(App and web page records)

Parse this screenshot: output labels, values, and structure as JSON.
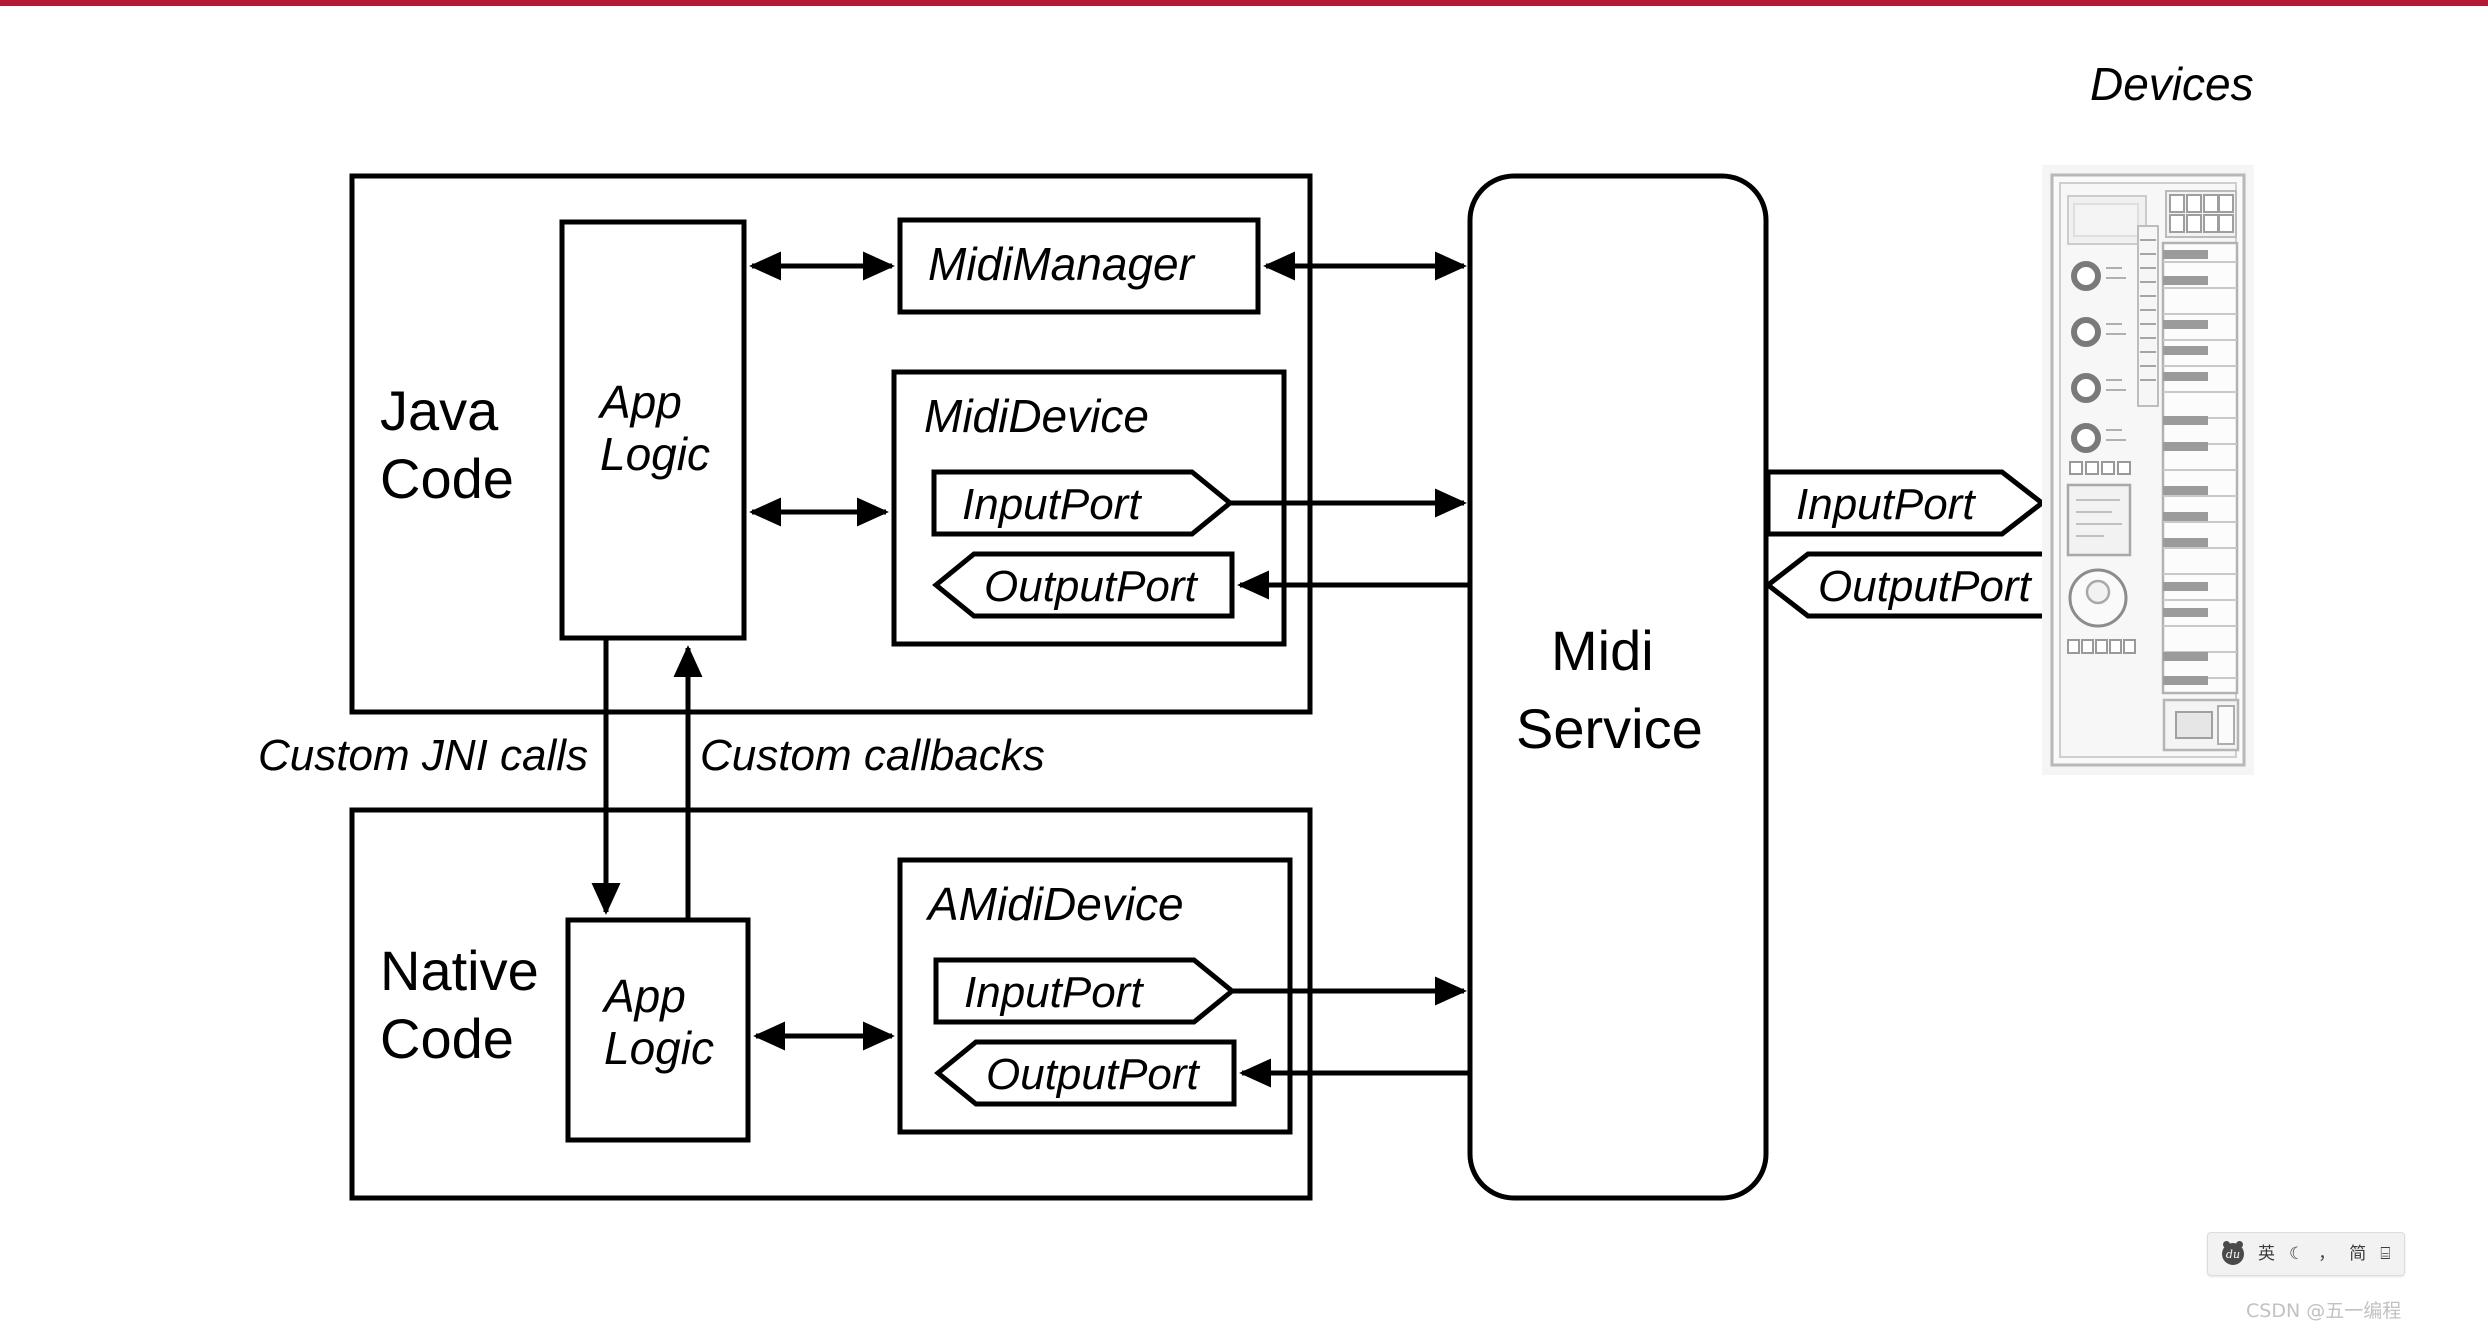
{
  "page": {
    "top_rule_color": "#b31b34",
    "background": "#ffffff",
    "stroke_color": "#000000"
  },
  "diagram": {
    "title_devices": "Devices",
    "containers": [
      {
        "id": "java-code",
        "label": "Java Code",
        "label_lines": [
          "Java",
          "Code"
        ]
      },
      {
        "id": "native-code",
        "label": "Native Code",
        "label_lines": [
          "Native",
          "Code"
        ]
      }
    ],
    "java": {
      "section_label_line1": "Java",
      "section_label_line2": "Code",
      "app_logic_line1": "App",
      "app_logic_line2": "Logic",
      "midi_manager": "MidiManager",
      "midi_device": "MidiDevice",
      "input_port": "InputPort",
      "output_port": "OutputPort"
    },
    "native": {
      "section_label_line1": "Native",
      "section_label_line2": "Code",
      "app_logic_line1": "App",
      "app_logic_line2": "Logic",
      "amidi_device": "AMidiDevice",
      "input_port": "InputPort",
      "output_port": "OutputPort"
    },
    "bridge_labels": {
      "jni": "Custom JNI calls",
      "callbacks": "Custom callbacks"
    },
    "service": {
      "line1": "Midi",
      "line2": "Service"
    },
    "device_ports": {
      "input_port": "InputPort",
      "output_port": "OutputPort"
    }
  },
  "ime_toolbar": {
    "logo_text": "du",
    "items": [
      {
        "name": "language-mode",
        "label": "英"
      },
      {
        "name": "moon-mode",
        "label": "☾"
      },
      {
        "name": "punctuation",
        "label": "，"
      },
      {
        "name": "script-mode",
        "label": "简"
      },
      {
        "name": "keyboard-grid",
        "label": "⌸"
      }
    ]
  },
  "watermark": {
    "text": "CSDN @五一编程"
  }
}
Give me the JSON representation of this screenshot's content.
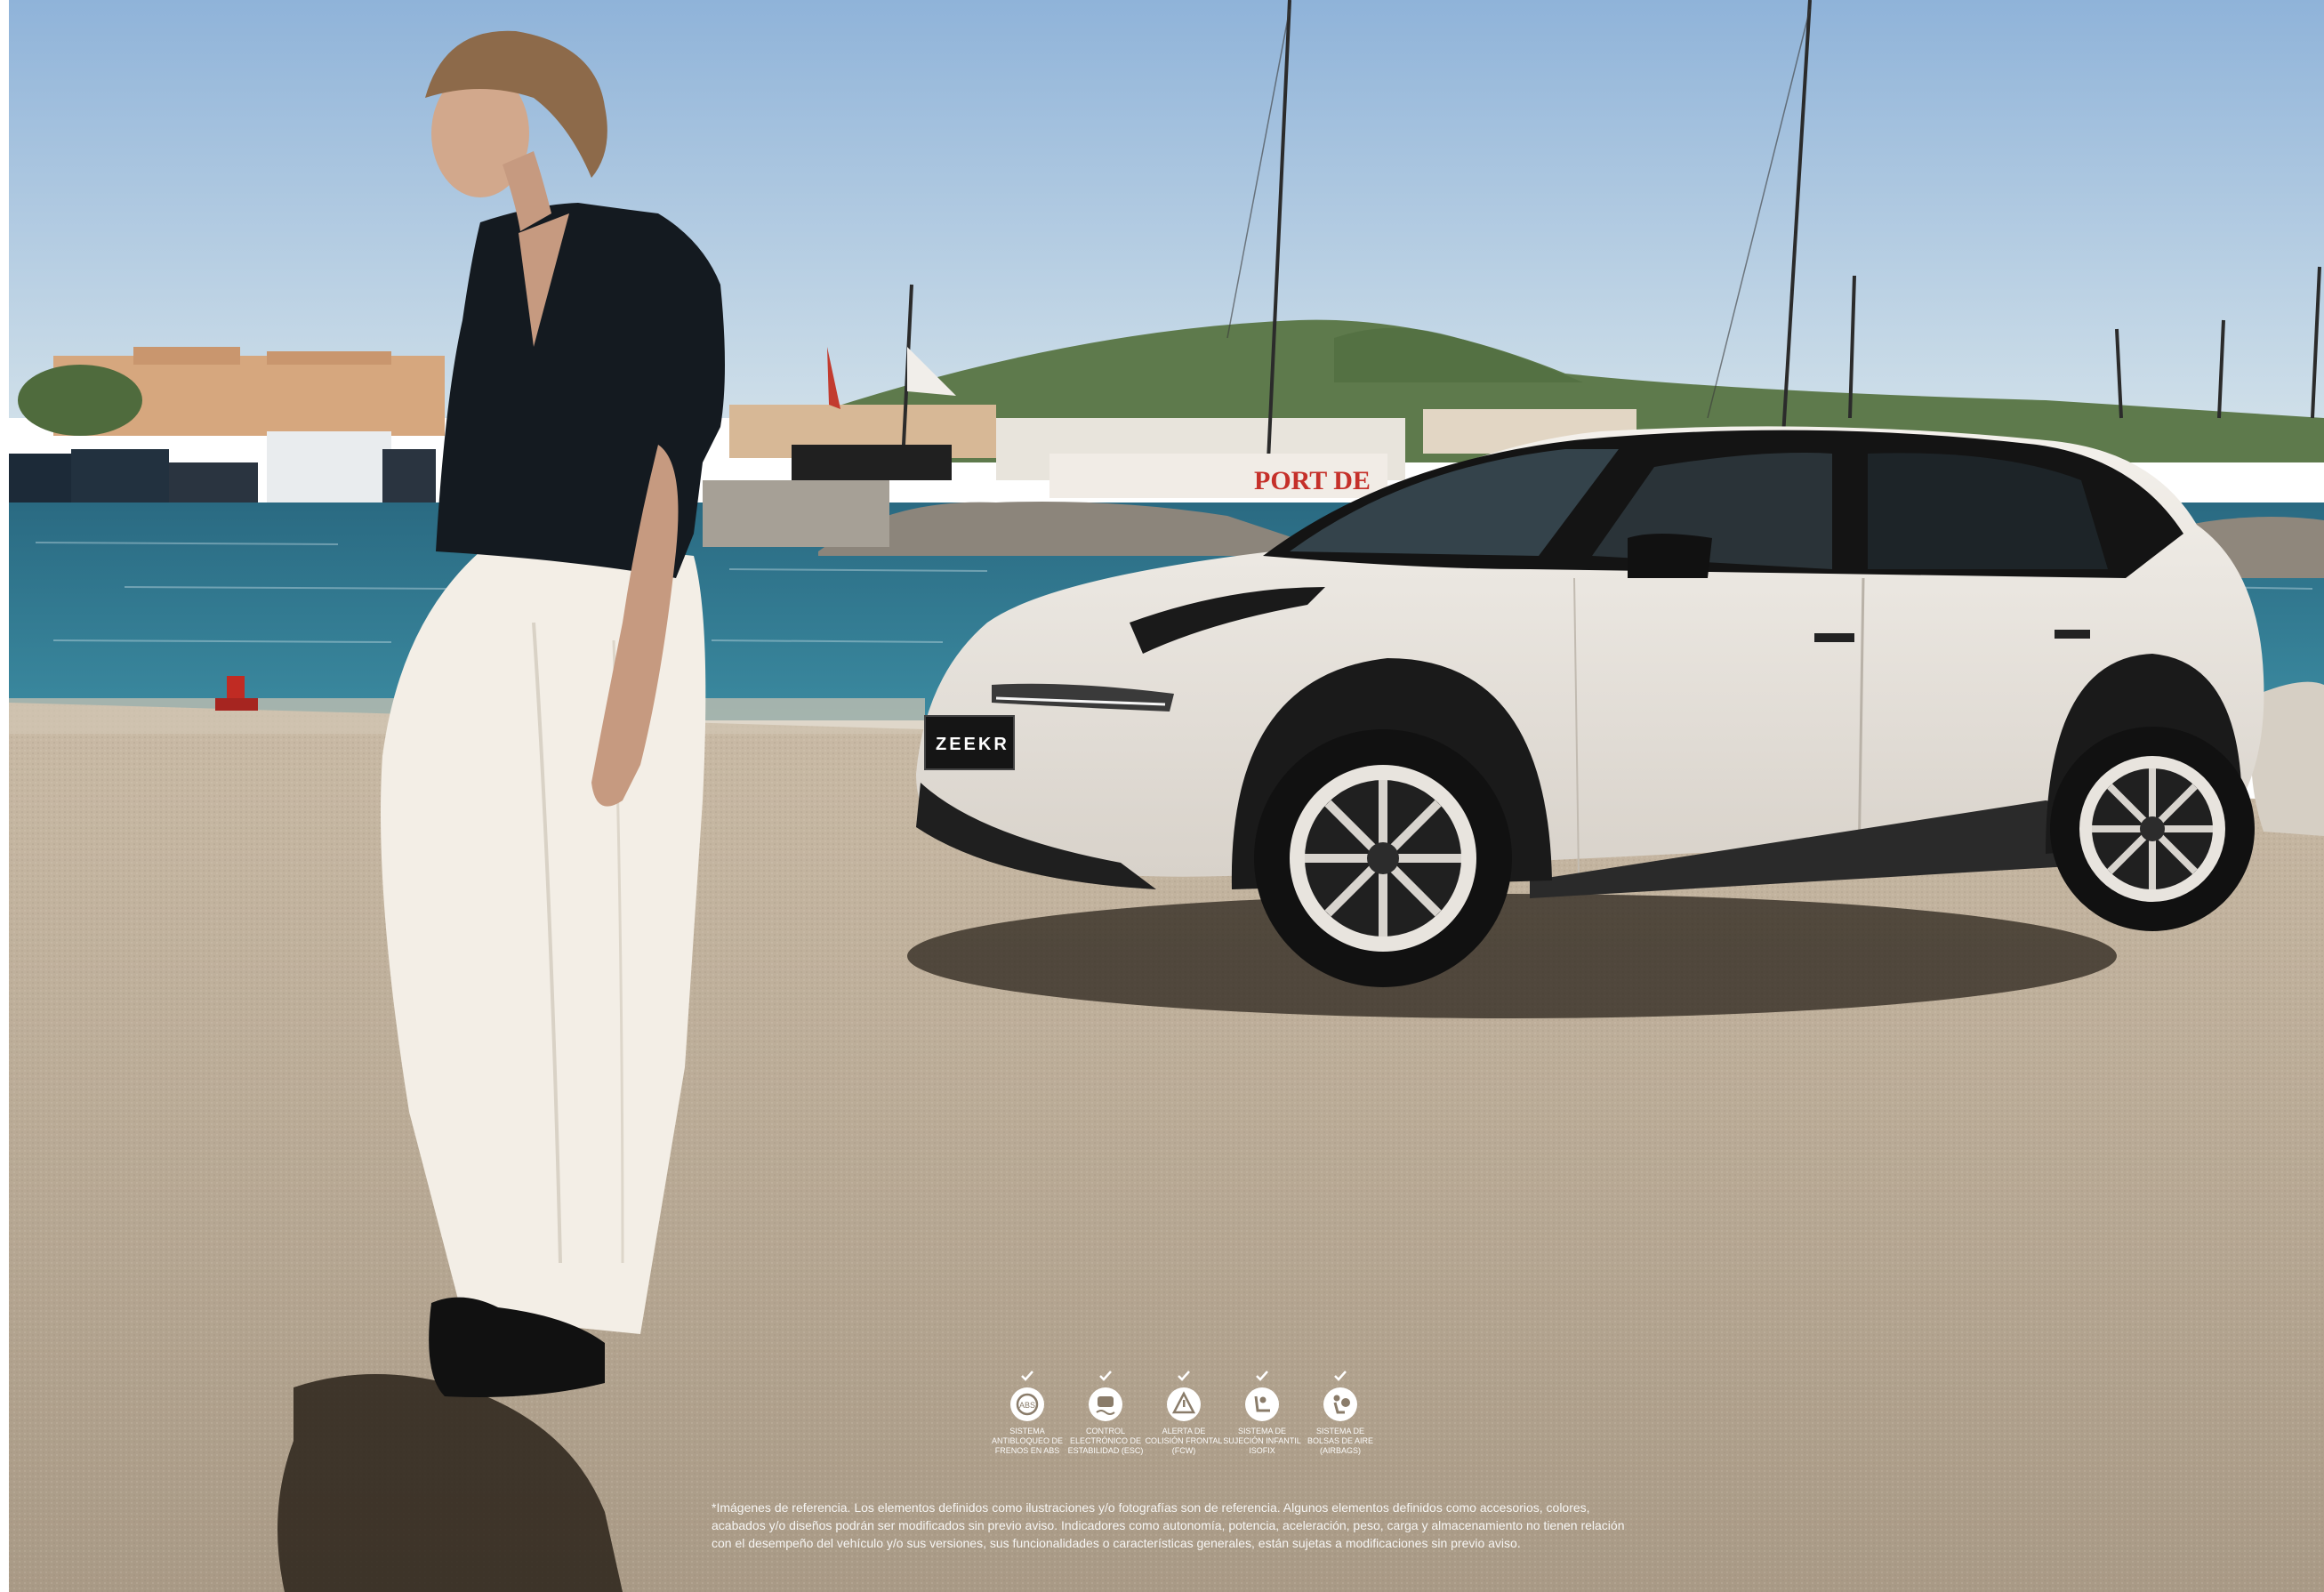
{
  "scene": {
    "banner_text": "PORT DE",
    "car_badge": "ZEEKR"
  },
  "features": [
    {
      "icon": "abs-brake-icon",
      "label": "SISTEMA ANTIBLOQUEO DE FRENOS EN ABS"
    },
    {
      "icon": "stability-control-icon",
      "label": "CONTROL ELECTRÓNICO DE ESTABILIDAD (ESC)"
    },
    {
      "icon": "collision-alert-icon",
      "label": "ALERTA DE COLISIÓN FRONTAL (FCW)"
    },
    {
      "icon": "child-seat-icon",
      "label": "SISTEMA DE SUJECIÓN INFANTIL ISOFIX"
    },
    {
      "icon": "airbag-icon",
      "label": "SISTEMA DE BOLSAS DE AIRE (AIRBAGS)"
    }
  ],
  "disclaimer": "*Imágenes de referencia. Los elementos definidos como ilustraciones y/o fotografías son de referencia. Algunos elementos definidos como accesorios, colores, acabados y/o diseños podrán ser modificados sin previo aviso. Indicadores como autonomía, potencia, aceleración, peso, carga y almacenamiento no tienen relación con el desempeño del vehículo y/o sus versiones, sus funcionalidades o características generales, están sujetas a modificaciones sin previo aviso.",
  "colors": {
    "sky_top": "#8fb3d9",
    "sky_bottom": "#c9dbe8",
    "sea": "#2f6f86",
    "pavement": "#b9a994",
    "car_body": "#ece7e0",
    "car_roof": "#141414",
    "shirt": "#14181d",
    "trousers": "#f2ece3"
  }
}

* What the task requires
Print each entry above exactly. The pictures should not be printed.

* Finished task
Parse this screenshot: output labels, values, and structure as JSON.
{
  "page": {
    "top_rule_color": "#b31b34",
    "background": "#ffffff",
    "stroke_color": "#000000"
  },
  "diagram": {
    "title_devices": "Devices",
    "containers": [
      {
        "id": "java-code",
        "label": "Java Code",
        "label_lines": [
          "Java",
          "Code"
        ]
      },
      {
        "id": "native-code",
        "label": "Native Code",
        "label_lines": [
          "Native",
          "Code"
        ]
      }
    ],
    "java": {
      "section_label_line1": "Java",
      "section_label_line2": "Code",
      "app_logic_line1": "App",
      "app_logic_line2": "Logic",
      "midi_manager": "MidiManager",
      "midi_device": "MidiDevice",
      "input_port": "InputPort",
      "output_port": "OutputPort"
    },
    "native": {
      "section_label_line1": "Native",
      "section_label_line2": "Code",
      "app_logic_line1": "App",
      "app_logic_line2": "Logic",
      "amidi_device": "AMidiDevice",
      "input_port": "InputPort",
      "output_port": "OutputPort"
    },
    "bridge_labels": {
      "jni": "Custom JNI calls",
      "callbacks": "Custom callbacks"
    },
    "service": {
      "line1": "Midi",
      "line2": "Service"
    },
    "device_ports": {
      "input_port": "InputPort",
      "output_port": "OutputPort"
    }
  },
  "ime_toolbar": {
    "logo_text": "du",
    "items": [
      {
        "name": "language-mode",
        "label": "英"
      },
      {
        "name": "moon-mode",
        "label": "☾"
      },
      {
        "name": "punctuation",
        "label": "，"
      },
      {
        "name": "script-mode",
        "label": "简"
      },
      {
        "name": "keyboard-grid",
        "label": "⌸"
      }
    ]
  },
  "watermark": {
    "text": "CSDN @五一编程"
  }
}
Give me the JSON representation of this screenshot's content.
{
  "scene": {
    "banner_text": "PORT DE",
    "car_badge": "ZEEKR"
  },
  "features": [
    {
      "icon": "abs-brake-icon",
      "label": "SISTEMA ANTIBLOQUEO DE FRENOS EN ABS"
    },
    {
      "icon": "stability-control-icon",
      "label": "CONTROL ELECTRÓNICO DE ESTABILIDAD (ESC)"
    },
    {
      "icon": "collision-alert-icon",
      "label": "ALERTA DE COLISIÓN FRONTAL (FCW)"
    },
    {
      "icon": "child-seat-icon",
      "label": "SISTEMA DE SUJECIÓN INFANTIL ISOFIX"
    },
    {
      "icon": "airbag-icon",
      "label": "SISTEMA DE BOLSAS DE AIRE (AIRBAGS)"
    }
  ],
  "disclaimer": "*Imágenes de referencia. Los elementos definidos como ilustraciones y/o fotografías son de referencia. Algunos elementos definidos como accesorios, colores, acabados y/o diseños podrán ser modificados sin previo aviso. Indicadores como autonomía, potencia, aceleración, peso, carga y almacenamiento no tienen relación con el desempeño del vehículo y/o sus versiones, sus funcionalidades o características generales, están sujetas a modificaciones sin previo aviso.",
  "colors": {
    "sky_top": "#8fb3d9",
    "sky_bottom": "#c9dbe8",
    "sea": "#2f6f86",
    "pavement": "#b9a994",
    "car_body": "#ece7e0",
    "car_roof": "#141414",
    "shirt": "#14181d",
    "trousers": "#f2ece3"
  }
}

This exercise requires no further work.